▶ **What to do**:
All of the data below is to be written out again exactly.
****************************************
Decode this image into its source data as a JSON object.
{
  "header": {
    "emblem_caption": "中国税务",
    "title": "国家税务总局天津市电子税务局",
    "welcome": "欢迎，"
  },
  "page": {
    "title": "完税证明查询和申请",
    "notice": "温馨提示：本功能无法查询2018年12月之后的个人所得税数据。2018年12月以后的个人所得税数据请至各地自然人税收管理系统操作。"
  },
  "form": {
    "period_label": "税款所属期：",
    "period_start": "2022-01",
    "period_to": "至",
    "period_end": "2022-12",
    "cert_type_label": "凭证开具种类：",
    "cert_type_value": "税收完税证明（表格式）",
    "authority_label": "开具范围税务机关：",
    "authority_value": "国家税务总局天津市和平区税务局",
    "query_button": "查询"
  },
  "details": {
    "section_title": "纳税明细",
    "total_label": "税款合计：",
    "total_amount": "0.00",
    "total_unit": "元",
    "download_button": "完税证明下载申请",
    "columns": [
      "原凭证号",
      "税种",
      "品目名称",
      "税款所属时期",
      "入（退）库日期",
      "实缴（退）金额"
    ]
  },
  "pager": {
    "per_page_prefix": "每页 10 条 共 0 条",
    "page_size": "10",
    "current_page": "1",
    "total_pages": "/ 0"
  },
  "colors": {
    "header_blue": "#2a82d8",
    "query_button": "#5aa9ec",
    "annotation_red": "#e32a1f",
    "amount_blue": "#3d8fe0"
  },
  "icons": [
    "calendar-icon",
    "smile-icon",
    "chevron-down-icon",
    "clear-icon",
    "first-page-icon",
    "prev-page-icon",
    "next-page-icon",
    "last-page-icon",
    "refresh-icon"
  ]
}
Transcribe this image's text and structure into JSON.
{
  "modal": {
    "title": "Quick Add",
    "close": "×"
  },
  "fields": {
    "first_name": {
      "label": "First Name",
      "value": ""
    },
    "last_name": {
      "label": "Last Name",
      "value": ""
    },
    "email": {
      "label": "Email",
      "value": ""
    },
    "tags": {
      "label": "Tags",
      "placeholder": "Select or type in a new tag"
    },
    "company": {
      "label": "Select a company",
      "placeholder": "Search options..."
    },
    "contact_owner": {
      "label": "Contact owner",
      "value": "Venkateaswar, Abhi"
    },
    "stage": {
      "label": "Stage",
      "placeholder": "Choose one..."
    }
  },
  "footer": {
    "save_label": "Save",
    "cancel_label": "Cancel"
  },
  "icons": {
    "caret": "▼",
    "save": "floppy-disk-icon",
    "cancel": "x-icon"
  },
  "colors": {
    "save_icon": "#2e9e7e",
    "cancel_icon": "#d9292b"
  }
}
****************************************
▶ **Exercise solution**:
Decode this image into its source data as a JSON object.
{
  "header": {
    "emblem_caption": "中国税务",
    "title": "国家税务总局天津市电子税务局",
    "welcome": "欢迎，"
  },
  "page": {
    "title": "完税证明查询和申请",
    "notice": "温馨提示：本功能无法查询2018年12月之后的个人所得税数据。2018年12月以后的个人所得税数据请至各地自然人税收管理系统操作。"
  },
  "form": {
    "period_label": "税款所属期：",
    "period_start": "2022-01",
    "period_to": "至",
    "period_end": "2022-12",
    "cert_type_label": "凭证开具种类：",
    "cert_type_value": "税收完税证明（表格式）",
    "authority_label": "开具范围税务机关：",
    "authority_value": "国家税务总局天津市和平区税务局",
    "query_button": "查询"
  },
  "details": {
    "section_title": "纳税明细",
    "total_label": "税款合计：",
    "total_amount": "0.00",
    "total_unit": "元",
    "download_button": "完税证明下载申请",
    "columns": [
      "原凭证号",
      "税种",
      "品目名称",
      "税款所属时期",
      "入（退）库日期",
      "实缴（退）金额"
    ]
  },
  "pager": {
    "per_page_prefix": "每页 10 条 共 0 条",
    "page_size": "10",
    "current_page": "1",
    "total_pages": "/ 0"
  },
  "colors": {
    "header_blue": "#2a82d8",
    "query_button": "#5aa9ec",
    "annotation_red": "#e32a1f",
    "amount_blue": "#3d8fe0"
  },
  "icons": [
    "calendar-icon",
    "smile-icon",
    "chevron-down-icon",
    "clear-icon",
    "first-page-icon",
    "prev-page-icon",
    "next-page-icon",
    "last-page-icon",
    "refresh-icon"
  ]
}
Transcribe this image's text and structure into JSON.
{
  "modal": {
    "title": "Quick Add",
    "close": "×"
  },
  "fields": {
    "first_name": {
      "label": "First Name",
      "value": ""
    },
    "last_name": {
      "label": "Last Name",
      "value": ""
    },
    "email": {
      "label": "Email",
      "value": ""
    },
    "tags": {
      "label": "Tags",
      "placeholder": "Select or type in a new tag"
    },
    "company": {
      "label": "Select a company",
      "placeholder": "Search options..."
    },
    "contact_owner": {
      "label": "Contact owner",
      "value": "Venkateaswar, Abhi"
    },
    "stage": {
      "label": "Stage",
      "placeholder": "Choose one..."
    }
  },
  "footer": {
    "save_label": "Save",
    "cancel_label": "Cancel"
  },
  "icons": {
    "caret": "▼",
    "save": "floppy-disk-icon",
    "cancel": "x-icon"
  },
  "colors": {
    "save_icon": "#2e9e7e",
    "cancel_icon": "#d9292b"
  }
}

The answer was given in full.